Glycopeptide heteroresistance and tolerance in hospital grampositive isolates: “invisible” phenomena to the clinician with clinical implications?

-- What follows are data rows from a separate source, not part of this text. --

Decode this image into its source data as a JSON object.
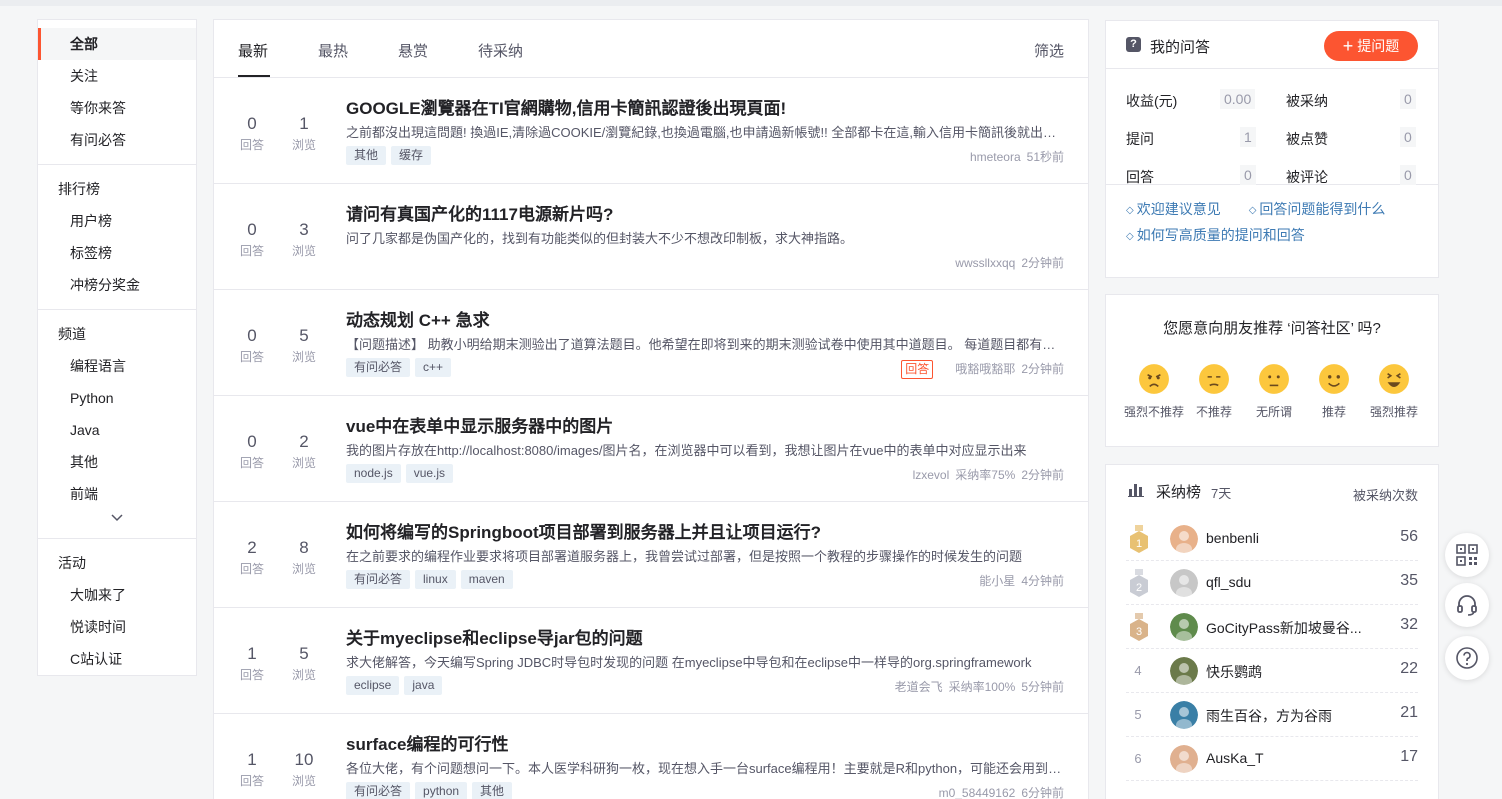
{
  "sidebar": {
    "groups": [
      {
        "head": "",
        "items": [
          "全部",
          "关注",
          "等你来答",
          "有问必答"
        ]
      },
      {
        "head": "排行榜",
        "items": [
          "用户榜",
          "标签榜",
          "冲榜分奖金"
        ]
      },
      {
        "head": "频道",
        "items": [
          "编程语言",
          "Python",
          "Java",
          "其他",
          "前端"
        ]
      },
      {
        "head": "活动",
        "items": [
          "大咖来了",
          "悦读时间",
          "C站认证"
        ]
      }
    ]
  },
  "tabs": [
    "最新",
    "最热",
    "悬赏",
    "待采纳"
  ],
  "filter_label": "筛选",
  "questions": [
    {
      "answers": "0",
      "views": "1",
      "answers_label": "回答",
      "views_label": "浏览",
      "title": "GOOGLE瀏覽器在TI官網購物,信用卡簡訊認證後出現頁面!",
      "desc": "之前都沒出現這問題! 換過IE,清除過COOKIE/瀏覽紀錄,也換過電腦,也申請過新帳號!! 全部都卡在這,輸入信用卡簡訊後就出現以下頁面!",
      "tags": [
        "其他",
        "缓存"
      ],
      "badge": "",
      "author": "hmeteora",
      "rate": "",
      "time": "51秒前"
    },
    {
      "answers": "0",
      "views": "3",
      "answers_label": "回答",
      "views_label": "浏览",
      "title": "请问有真国产化的1117电源新片吗?",
      "desc": "问了几家都是伪国产化的，找到有功能类似的但封装大不少不想改印制板，求大神指路。",
      "tags": [],
      "badge": "",
      "author": "wwssllxxqq",
      "rate": "",
      "time": "2分钟前"
    },
    {
      "answers": "0",
      "views": "5",
      "answers_label": "回答",
      "views_label": "浏览",
      "title": "动态规划 C++ 急求",
      "desc": "【问题描述】 助教小明给期末测验出了道算法题目。他希望在即将到来的期末测验试卷中使用其中道题目。 每道题目都有一个难度值",
      "tags": [
        "有问必答",
        "c++"
      ],
      "badge": "回答",
      "author": "哦豁哦豁耶",
      "rate": "",
      "time": "2分钟前"
    },
    {
      "answers": "0",
      "views": "2",
      "answers_label": "回答",
      "views_label": "浏览",
      "title": "vue中在表单中显示服务器中的图片",
      "desc": "我的图片存放在http://localhost:8080/images/图片名，在浏览器中可以看到，我想让图片在vue中的表单中对应显示出来",
      "tags": [
        "node.js",
        "vue.js"
      ],
      "badge": "",
      "author": "lzxevol",
      "rate": "采纳率75%",
      "time": "2分钟前"
    },
    {
      "answers": "2",
      "views": "8",
      "answers_label": "回答",
      "views_label": "浏览",
      "title": "如何将编写的Springboot项目部署到服务器上并且让项目运行?",
      "desc": "在之前要求的编程作业要求将项目部署道服务器上，我曾尝试过部署，但是按照一个教程的步骤操作的时候发生的问题",
      "tags": [
        "有问必答",
        "linux",
        "maven"
      ],
      "badge": "",
      "author": "能小星",
      "rate": "",
      "time": "4分钟前"
    },
    {
      "answers": "1",
      "views": "5",
      "answers_label": "回答",
      "views_label": "浏览",
      "title": "关于myeclipse和eclipse导jar包的问题",
      "desc": "求大佬解答，今天编写Spring JDBC时导包时发现的问题 在myeclipse中导包和在eclipse中一样导的org.springframework",
      "tags": [
        "eclipse",
        "java"
      ],
      "badge": "",
      "author": "老道会飞",
      "rate": "采纳率100%",
      "time": "5分钟前"
    },
    {
      "answers": "1",
      "views": "10",
      "answers_label": "回答",
      "views_label": "浏览",
      "title": "surface编程的可行性",
      "desc": "各位大佬，有个问题想问一下。本人医学科研狗一枚，现在想入手一台surface编程用！主要就是R和python，可能还会用到其他",
      "tags": [
        "有问必答",
        "python",
        "其他"
      ],
      "badge": "",
      "author": "m0_58449162",
      "rate": "",
      "time": "6分钟前"
    }
  ],
  "my_qa": {
    "title": "我的问答",
    "ask_button": "提问题",
    "ask_plus": "+",
    "stats": [
      {
        "label": "收益(元)",
        "value": "0.00"
      },
      {
        "label": "被采纳",
        "value": "0"
      },
      {
        "label": "提问",
        "value": "1"
      },
      {
        "label": "被点赞",
        "value": "0"
      },
      {
        "label": "回答",
        "value": "0"
      },
      {
        "label": "被评论",
        "value": "0"
      }
    ],
    "links": [
      "欢迎建议意见",
      "回答问题能得到什么",
      "如何写高质量的提问和回答"
    ]
  },
  "recommend": {
    "title": "您愿意向朋友推荐 ‘问答社区’ 吗?",
    "options": [
      "强烈不推荐",
      "不推荐",
      "无所谓",
      "推荐",
      "强烈推荐"
    ]
  },
  "rank": {
    "title": "采纳榜",
    "days": "7天",
    "column": "被采纳次数",
    "entries": [
      {
        "no": "1",
        "name": "benbenli",
        "count": "56"
      },
      {
        "no": "2",
        "name": "qfl_sdu",
        "count": "35"
      },
      {
        "no": "3",
        "name": "GoCityPass新加坡曼谷...",
        "count": "32"
      },
      {
        "no": "4",
        "name": "快乐鹦鹉",
        "count": "22"
      },
      {
        "no": "5",
        "name": "雨生百谷，方为谷雨",
        "count": "21"
      },
      {
        "no": "6",
        "name": "AusKa_T",
        "count": "17"
      }
    ]
  },
  "colors": {
    "accent": "#fc5531",
    "link": "#3d7ab3",
    "tag_bg": "#eaf1f7",
    "gold": "#e8c172",
    "silver": "#c9ccd4",
    "bronze": "#d9b38a"
  },
  "icons": [
    "question-icon",
    "plus-icon",
    "bar-chart-icon",
    "qrcode-icon",
    "headset-icon",
    "help-icon",
    "chevron-down-icon"
  ]
}
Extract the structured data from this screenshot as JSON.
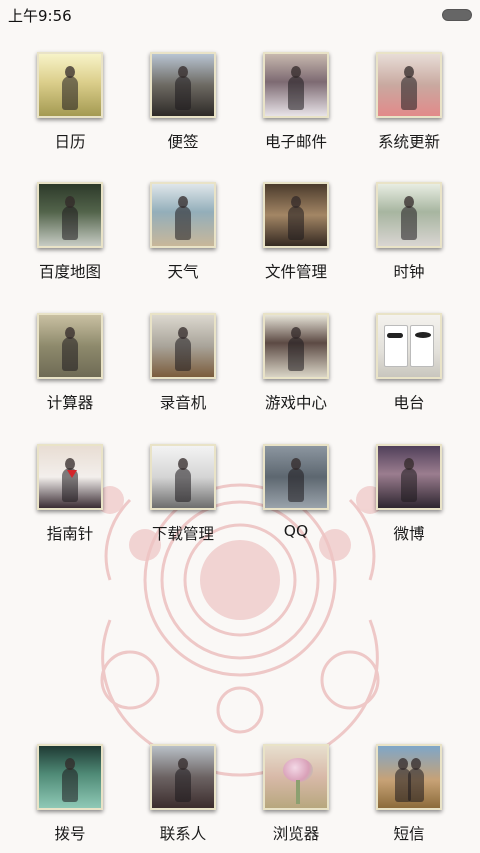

This article reviews the concepts of heteroresistance and tolerance to glycopeptides in gram-positive bacteria isolated from hospitalised patients. Heteroresistance (resistant subpopulations among the total bacterial population of the strain, that can be selected by the treatment) and tolerance (capability of survival, but not growth, in the presence of usually lethal antibiotic concentrations) have in common several characteristics: 1) the absence of its determination in laboratory daily practice, 2) they implied a decrease in antimicrobial activity not reflected in MIC values (thus being “invisible” to clinicians in daily routine laboratory reports), 3) the decrease in antimicrobial activity may have clinical implications and 4) they affect a wide spectrum of gram positive bacteria in the hospital (Staphylococcus aureus, coagulase-negative staphylococci, enterococci and different estreptococcal species). The decrease produced in the bactericidal activity (that is critical for the treatment of bacteremias, endocarditis, meningitis and infections in immunocompromised patients) has clinical implications such as persistance of bacteremia, refractory bacteremia, relapse of infections and increased length of stay. Two strategies are possible to overcome tolerance and heteroresistance: addition of antibiotics to obtain bactericidal activity by synergism (key factor for which it should be taken into account antagonic combinations or high resistance to aminoglycosides when choosing the antibiotic regimen),or the use of bactericidal compounds to which gram-positive bacteria show susceptibility and absence of heteroresistance and tolerance (in contrast to glycopeptides), as is the case of lipopeptide daptomycin.

Rev Esp Quimioter 2009;22(4):173-179 [pdf]